WHAT TO PRODUCE: Spot each line in the records below where the word "data" occurs, then copy it.

>>>>>

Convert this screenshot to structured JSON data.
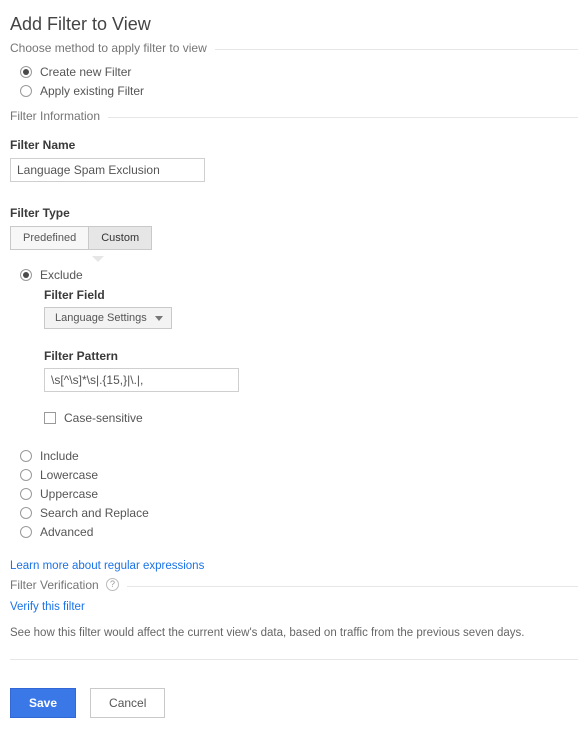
{
  "page_title": "Add Filter to View",
  "method_section": {
    "label": "Choose method to apply filter to view",
    "options": {
      "create_new": "Create new Filter",
      "apply_existing": "Apply existing Filter"
    },
    "selected": "create_new"
  },
  "filter_info": {
    "section_label": "Filter Information",
    "name_label": "Filter Name",
    "name_value": "Language Spam Exclusion",
    "type_label": "Filter Type",
    "tabs": {
      "predefined": "Predefined",
      "custom": "Custom"
    },
    "active_tab": "custom"
  },
  "custom_options": {
    "exclude": "Exclude",
    "include": "Include",
    "lowercase": "Lowercase",
    "uppercase": "Uppercase",
    "search_replace": "Search and Replace",
    "advanced": "Advanced",
    "selected": "exclude"
  },
  "exclude_block": {
    "field_label": "Filter Field",
    "field_value": "Language Settings",
    "pattern_label": "Filter Pattern",
    "pattern_value": "\\s[^\\s]*\\s|.{15,}|\\.|,",
    "case_sensitive": "Case-sensitive"
  },
  "regex_link": "Learn more about regular expressions",
  "verification": {
    "section_label": "Filter Verification",
    "verify_link": "Verify this filter",
    "help_text": "See how this filter would affect the current view's data, based on traffic from the previous seven days."
  },
  "buttons": {
    "save": "Save",
    "cancel": "Cancel"
  }
}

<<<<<

FINISHED EXERCISE:
Convert this screenshot to structured JSON data.
    "help_text": "See how this filter would affect the current view's data, based on traffic from the previous seven days."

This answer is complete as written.